Task data section start

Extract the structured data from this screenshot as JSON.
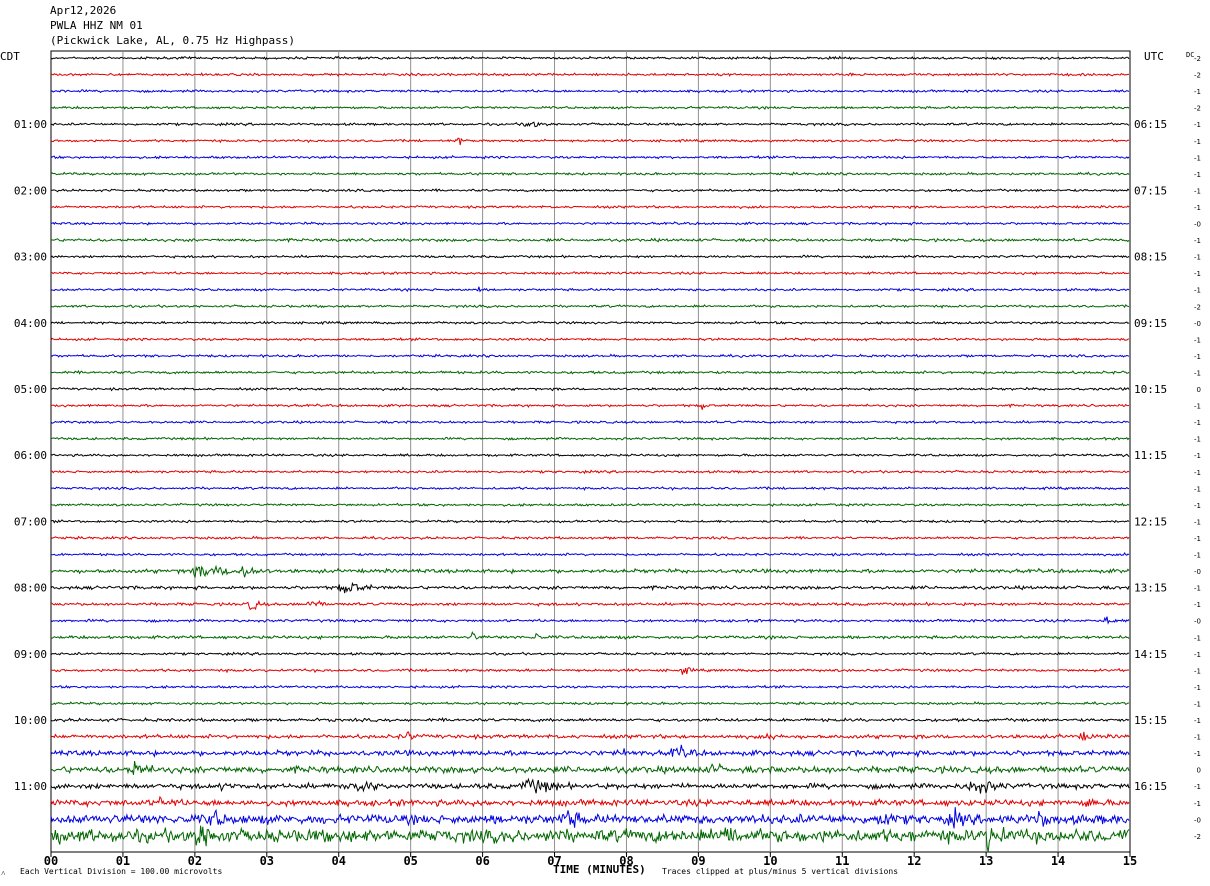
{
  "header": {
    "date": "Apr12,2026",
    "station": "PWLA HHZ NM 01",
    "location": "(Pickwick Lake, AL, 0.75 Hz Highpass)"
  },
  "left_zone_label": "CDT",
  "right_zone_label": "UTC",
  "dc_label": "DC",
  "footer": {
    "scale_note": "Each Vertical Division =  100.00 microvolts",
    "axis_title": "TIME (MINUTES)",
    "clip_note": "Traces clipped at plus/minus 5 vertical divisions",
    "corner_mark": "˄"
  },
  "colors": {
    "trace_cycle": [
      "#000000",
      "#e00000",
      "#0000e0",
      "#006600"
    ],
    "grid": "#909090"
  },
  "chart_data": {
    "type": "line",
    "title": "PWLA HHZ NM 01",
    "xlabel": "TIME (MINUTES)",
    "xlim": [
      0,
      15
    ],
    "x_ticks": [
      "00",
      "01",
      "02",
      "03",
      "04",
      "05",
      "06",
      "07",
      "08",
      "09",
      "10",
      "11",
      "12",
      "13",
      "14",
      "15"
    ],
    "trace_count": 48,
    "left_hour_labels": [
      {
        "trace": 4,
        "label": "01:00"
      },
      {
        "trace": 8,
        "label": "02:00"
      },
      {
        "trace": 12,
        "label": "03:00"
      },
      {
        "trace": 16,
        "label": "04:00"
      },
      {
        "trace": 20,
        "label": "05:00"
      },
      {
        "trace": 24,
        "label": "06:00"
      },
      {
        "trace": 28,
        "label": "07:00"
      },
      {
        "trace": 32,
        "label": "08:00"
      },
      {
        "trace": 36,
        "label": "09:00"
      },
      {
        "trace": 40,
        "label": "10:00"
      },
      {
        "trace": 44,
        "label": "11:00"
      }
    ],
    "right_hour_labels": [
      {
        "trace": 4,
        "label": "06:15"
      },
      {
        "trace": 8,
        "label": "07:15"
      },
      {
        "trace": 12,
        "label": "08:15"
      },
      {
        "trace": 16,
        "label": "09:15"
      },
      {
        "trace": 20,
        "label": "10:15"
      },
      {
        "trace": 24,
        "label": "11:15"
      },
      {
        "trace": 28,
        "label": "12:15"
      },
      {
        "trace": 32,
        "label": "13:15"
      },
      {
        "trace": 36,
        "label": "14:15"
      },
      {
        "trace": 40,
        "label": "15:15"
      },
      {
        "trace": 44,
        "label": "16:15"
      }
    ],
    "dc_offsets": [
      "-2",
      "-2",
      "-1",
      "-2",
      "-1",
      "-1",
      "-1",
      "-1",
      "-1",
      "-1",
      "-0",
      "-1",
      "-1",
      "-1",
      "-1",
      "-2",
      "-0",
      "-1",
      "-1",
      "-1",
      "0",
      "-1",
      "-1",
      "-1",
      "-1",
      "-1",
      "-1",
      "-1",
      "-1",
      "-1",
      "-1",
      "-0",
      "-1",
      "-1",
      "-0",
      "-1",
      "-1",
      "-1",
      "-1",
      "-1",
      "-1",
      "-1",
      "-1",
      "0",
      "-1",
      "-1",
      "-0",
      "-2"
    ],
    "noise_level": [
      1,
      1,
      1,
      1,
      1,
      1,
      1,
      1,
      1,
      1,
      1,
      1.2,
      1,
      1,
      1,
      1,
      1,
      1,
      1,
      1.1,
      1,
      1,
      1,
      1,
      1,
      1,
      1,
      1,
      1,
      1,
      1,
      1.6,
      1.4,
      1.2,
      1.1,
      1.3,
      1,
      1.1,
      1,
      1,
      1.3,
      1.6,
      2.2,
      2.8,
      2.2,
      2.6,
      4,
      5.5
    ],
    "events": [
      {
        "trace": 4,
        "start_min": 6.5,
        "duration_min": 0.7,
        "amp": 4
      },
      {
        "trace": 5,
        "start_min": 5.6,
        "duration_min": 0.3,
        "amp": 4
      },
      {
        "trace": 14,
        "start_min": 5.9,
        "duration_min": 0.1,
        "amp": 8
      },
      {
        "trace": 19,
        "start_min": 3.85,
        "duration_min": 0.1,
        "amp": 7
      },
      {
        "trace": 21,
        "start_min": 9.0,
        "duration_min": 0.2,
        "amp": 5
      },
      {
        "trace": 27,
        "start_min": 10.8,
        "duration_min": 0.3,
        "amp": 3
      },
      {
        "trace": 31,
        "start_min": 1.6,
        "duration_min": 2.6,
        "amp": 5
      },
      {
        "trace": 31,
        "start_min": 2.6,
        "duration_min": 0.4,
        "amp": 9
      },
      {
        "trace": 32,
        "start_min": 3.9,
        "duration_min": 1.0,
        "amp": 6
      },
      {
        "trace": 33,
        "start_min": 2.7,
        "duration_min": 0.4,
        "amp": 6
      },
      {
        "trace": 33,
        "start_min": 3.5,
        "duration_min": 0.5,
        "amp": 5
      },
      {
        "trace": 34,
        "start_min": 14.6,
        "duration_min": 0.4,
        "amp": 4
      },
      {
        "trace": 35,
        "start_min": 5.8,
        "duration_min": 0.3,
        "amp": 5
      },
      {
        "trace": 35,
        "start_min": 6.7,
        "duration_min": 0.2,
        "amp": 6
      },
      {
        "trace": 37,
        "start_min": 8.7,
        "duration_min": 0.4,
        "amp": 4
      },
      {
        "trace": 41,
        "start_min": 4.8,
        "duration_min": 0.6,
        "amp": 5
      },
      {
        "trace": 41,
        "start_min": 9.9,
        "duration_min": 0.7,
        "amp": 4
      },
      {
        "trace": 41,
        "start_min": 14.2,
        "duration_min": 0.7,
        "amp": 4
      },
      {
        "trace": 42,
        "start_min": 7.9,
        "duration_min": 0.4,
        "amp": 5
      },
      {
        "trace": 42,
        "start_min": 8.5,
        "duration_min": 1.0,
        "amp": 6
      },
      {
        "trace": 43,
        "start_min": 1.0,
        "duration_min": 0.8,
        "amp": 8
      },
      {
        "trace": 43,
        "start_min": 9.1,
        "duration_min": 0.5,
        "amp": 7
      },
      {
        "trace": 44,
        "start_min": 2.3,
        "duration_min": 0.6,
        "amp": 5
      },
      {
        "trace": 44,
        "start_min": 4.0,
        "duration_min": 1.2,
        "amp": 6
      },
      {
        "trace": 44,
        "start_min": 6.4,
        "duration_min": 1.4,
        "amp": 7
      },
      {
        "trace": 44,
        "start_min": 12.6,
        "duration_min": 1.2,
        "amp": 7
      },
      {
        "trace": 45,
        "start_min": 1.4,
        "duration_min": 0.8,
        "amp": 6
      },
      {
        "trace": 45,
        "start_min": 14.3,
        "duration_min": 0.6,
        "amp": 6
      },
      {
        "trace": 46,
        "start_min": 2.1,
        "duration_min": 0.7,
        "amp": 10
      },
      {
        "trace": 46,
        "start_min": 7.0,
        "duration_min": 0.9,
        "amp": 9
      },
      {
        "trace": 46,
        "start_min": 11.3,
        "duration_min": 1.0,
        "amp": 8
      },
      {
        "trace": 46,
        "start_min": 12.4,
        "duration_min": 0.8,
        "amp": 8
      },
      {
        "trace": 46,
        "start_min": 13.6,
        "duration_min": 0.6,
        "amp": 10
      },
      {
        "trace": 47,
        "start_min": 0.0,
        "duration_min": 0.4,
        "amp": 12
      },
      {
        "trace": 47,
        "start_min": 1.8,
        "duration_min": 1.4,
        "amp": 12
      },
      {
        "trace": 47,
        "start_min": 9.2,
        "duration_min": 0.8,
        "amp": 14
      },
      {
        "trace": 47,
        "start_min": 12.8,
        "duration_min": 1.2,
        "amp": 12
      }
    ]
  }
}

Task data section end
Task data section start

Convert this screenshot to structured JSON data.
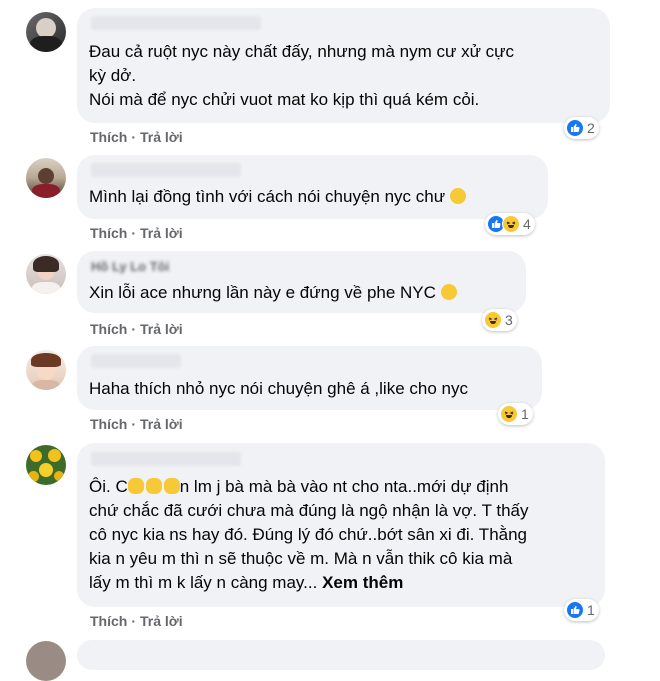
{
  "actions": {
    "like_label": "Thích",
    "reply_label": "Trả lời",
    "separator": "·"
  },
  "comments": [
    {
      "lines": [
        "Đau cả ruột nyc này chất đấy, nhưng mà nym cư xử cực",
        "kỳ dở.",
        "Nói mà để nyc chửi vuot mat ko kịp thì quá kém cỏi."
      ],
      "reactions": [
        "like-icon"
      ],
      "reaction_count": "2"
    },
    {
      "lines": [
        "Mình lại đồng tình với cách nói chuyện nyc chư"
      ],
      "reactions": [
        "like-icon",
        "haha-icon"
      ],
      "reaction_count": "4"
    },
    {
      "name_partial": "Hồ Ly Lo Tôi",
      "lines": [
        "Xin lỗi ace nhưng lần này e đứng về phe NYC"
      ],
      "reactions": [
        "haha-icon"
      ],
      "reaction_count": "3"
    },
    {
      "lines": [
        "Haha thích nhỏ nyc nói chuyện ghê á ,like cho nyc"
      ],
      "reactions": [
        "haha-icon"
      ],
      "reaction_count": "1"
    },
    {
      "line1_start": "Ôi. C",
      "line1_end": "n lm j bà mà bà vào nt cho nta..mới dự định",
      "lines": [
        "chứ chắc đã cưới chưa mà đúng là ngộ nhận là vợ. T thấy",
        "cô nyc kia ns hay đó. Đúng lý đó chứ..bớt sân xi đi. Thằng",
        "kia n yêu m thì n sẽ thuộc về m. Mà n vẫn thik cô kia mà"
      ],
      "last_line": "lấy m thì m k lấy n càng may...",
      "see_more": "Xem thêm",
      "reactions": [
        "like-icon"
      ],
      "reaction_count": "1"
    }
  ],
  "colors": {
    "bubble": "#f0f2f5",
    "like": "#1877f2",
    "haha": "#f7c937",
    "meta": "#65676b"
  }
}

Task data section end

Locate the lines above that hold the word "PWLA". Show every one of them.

    "station": "PWLA HHZ NM 01",
    "title": "PWLA HHZ NM 01",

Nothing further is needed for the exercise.